In another email, a Kaiser associate appears confident that Energy Secretary Steven Chu would approve a second loan for Solyndra.
“It appears things are headed in the right direction and Chu is apparently staying involved in Solyndra’s application and continues to talk up the company as a success story,” Steve Mitchell, managing director of Kaiser’s venture-capital firm, Argonaut Private Equity, wrote in a March 5, 2010, e-mail. Mitchell also served on Solyndra’s board of directors.
The emails and other released Wednesday were obtained through a request to major investors for Solyndra-related documents, said Sean Bonyun, a spokesman for the Energy Committee.
The emails were released as the White House faces a Thursday deadline to respond to a committee subpoena for White House documents related to Solyndra.
White House officials accused the GOP-led committee of misleading the public by making it appear that Kaiser pushed for the original 2009 loan rather than the emergency loan last year, which was never approved.
“Even the documents cherry-picked by House Republicans today affirm what we have said all along: This loan was a decision made on the merits at the Department of Energy,” White House spokesman Eric Schultz said in an email Wednesday. “Nothing in the 85,000 pages of documents produced thus far by the administration or in these four (pages) indicate any favoritism to political supporters. We wish that House Republicans were as zealous about creating jobs as they were about this oversight investigation.”
Rep. Cliff Stearns, R-Fla., who heads a subcommittee that is investigating the Solyndra loan, said the emails contradict White House claims that Kaiser did not actively lobby White House officials on Solyndra.
“It is clear from these documents that Kaiser and his employees enjoyed ready access to the West Wing of the White House and exercised influence throughout the loan process,” Stearns said
A spokesman for the Kaiser Family Foundation denied that Kaiser had lobbied for a Solyndra loan.
“To reaffirm our previous public statements, George Kaiser had no discussions with the government regarding the loan to Solyndra,” the spokesman, C. Renzi Stone, said in an email.
Hours after committee Republicans released the emails, Democrats on the panel issued an eight-page memo that disputed nearly all of the GOP claims. The memo quotes an interview Kaiser gave Tuesday by videoconference with Republican and Democratic staffers on the committee.
In the interview, Kaiser stated, “I have never lobbied for Solyndra.”
The Democratic memo cites several emails not included by Republicans in their release of documents Wednesday, including one in which Kaiser tells Ken Levit, executive director of the Kaiser foundation, that he sat next to Obama for two hours at a Las Vegas dinner fundraising dinner that also included Senate Majority Leader Harry Reid.
“I talked in general about the Chinese and solar, but I didn’t want to get too specific with him,” Kaiser wrote of his Oct. 22, 2010 dinner with Obama. “I never mentioned Solyndra directly.”

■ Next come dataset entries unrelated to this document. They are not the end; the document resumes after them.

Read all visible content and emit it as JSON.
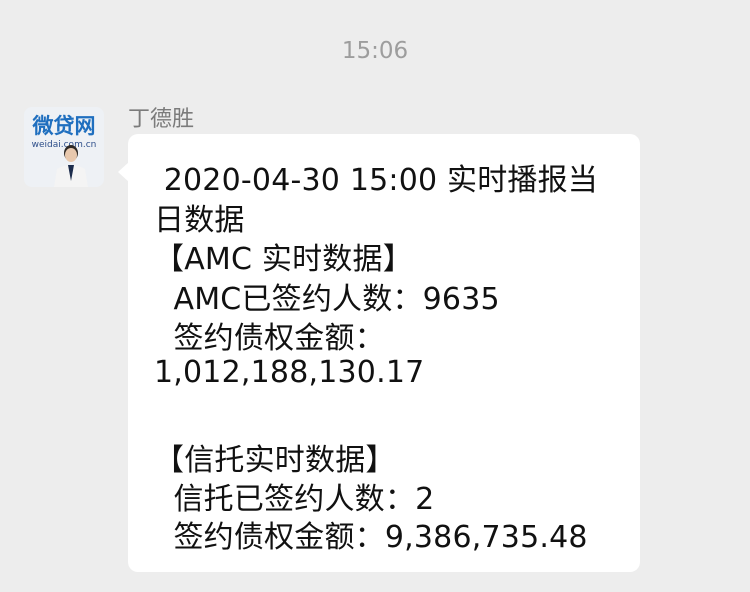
{
  "chat": {
    "timestamp": "15:06",
    "sender_name": "丁德胜",
    "avatar": {
      "logo_text": "微贷网",
      "domain_text": "weidai.com.cn"
    },
    "message": {
      "lines": [
        " 2020-04-30 15:00 实时播报当",
        "日数据",
        "【AMC 实时数据】",
        "  AMC已签约人数：9635",
        "  签约债权金额：",
        "1,012,188,130.17",
        "",
        "【信托实时数据】",
        "  信托已签约人数：2",
        "  签约债权金额：9,386,735.48"
      ]
    }
  },
  "colors": {
    "background": "#ededed",
    "bubble": "#ffffff",
    "text": "#111111",
    "meta_text": "#9d9d9d"
  }
}
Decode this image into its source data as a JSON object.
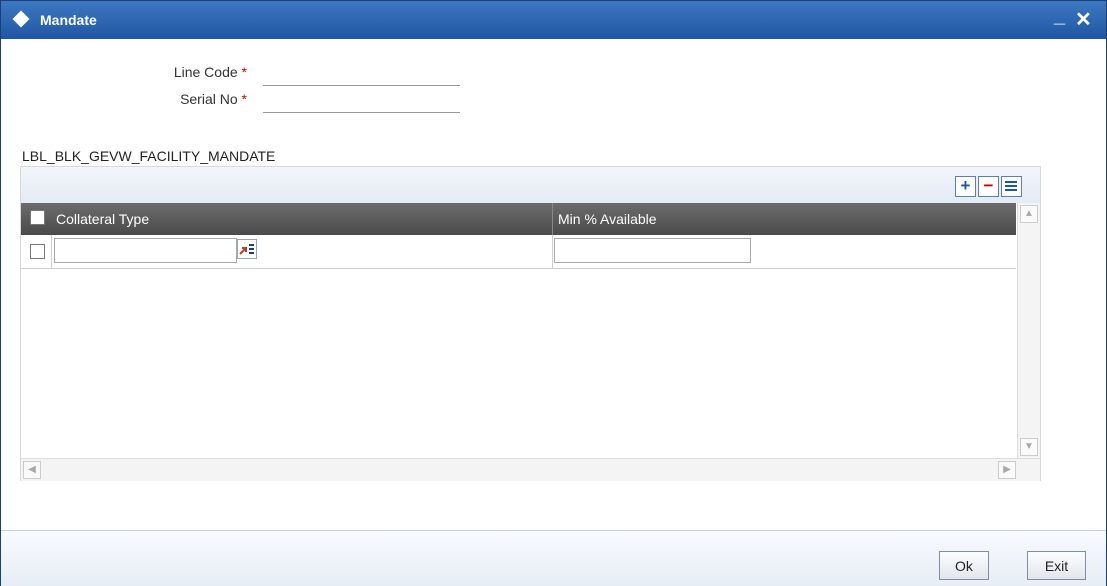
{
  "window": {
    "title": "Mandate",
    "minimize_glyph": "_",
    "close_glyph": "✕"
  },
  "form": {
    "line_code_label": "Line Code",
    "line_code_value": "",
    "serial_no_label": "Serial No",
    "serial_no_value": "",
    "required_mark": "*"
  },
  "grid": {
    "section_title": "LBL_BLK_GEVW_FACILITY_MANDATE",
    "add_glyph": "+",
    "delete_glyph": "−",
    "columns": [
      "Collateral Type",
      "Min % Available"
    ],
    "rows": [
      {
        "collateral_type": "",
        "min_available": ""
      }
    ],
    "scroll": {
      "up": "▲",
      "down": "▼",
      "left": "◀",
      "right": "▶"
    }
  },
  "footer": {
    "ok_label": "Ok",
    "exit_label": "Exit"
  },
  "colors": {
    "title_bar": "#1f56a3",
    "grid_header": "#555555",
    "required": "#cc0000",
    "lov_icon": "#c0392b"
  }
}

The emails also show Kaiser chiding subordinates who urged him to personally lobby White House officials on behalf of Solyndra. Kaiser’s foundation had invested $400 million in the solar company.
“I question the assumption that WH is the path to pursue when both of your issues here are with DOE,” Kaiser wrote in an email to Mitchell, referring to the White House and the Energy Department. If the White House intervened, Kaiser added, “I am concerned that DOE/Chu would resent the intervention and your problem would get more difficult.”
Democratic Reps. Henry Waxman of California and Diana DeGette of Colorado said that far from showing a concerted effort by Kaiser to lobby on behalf of Solyndra, the emails and the staff interview with Kaiser show the opposite.
To declare that Kaiser exercised improper influence “is a stretch, to say the least,” they wrote.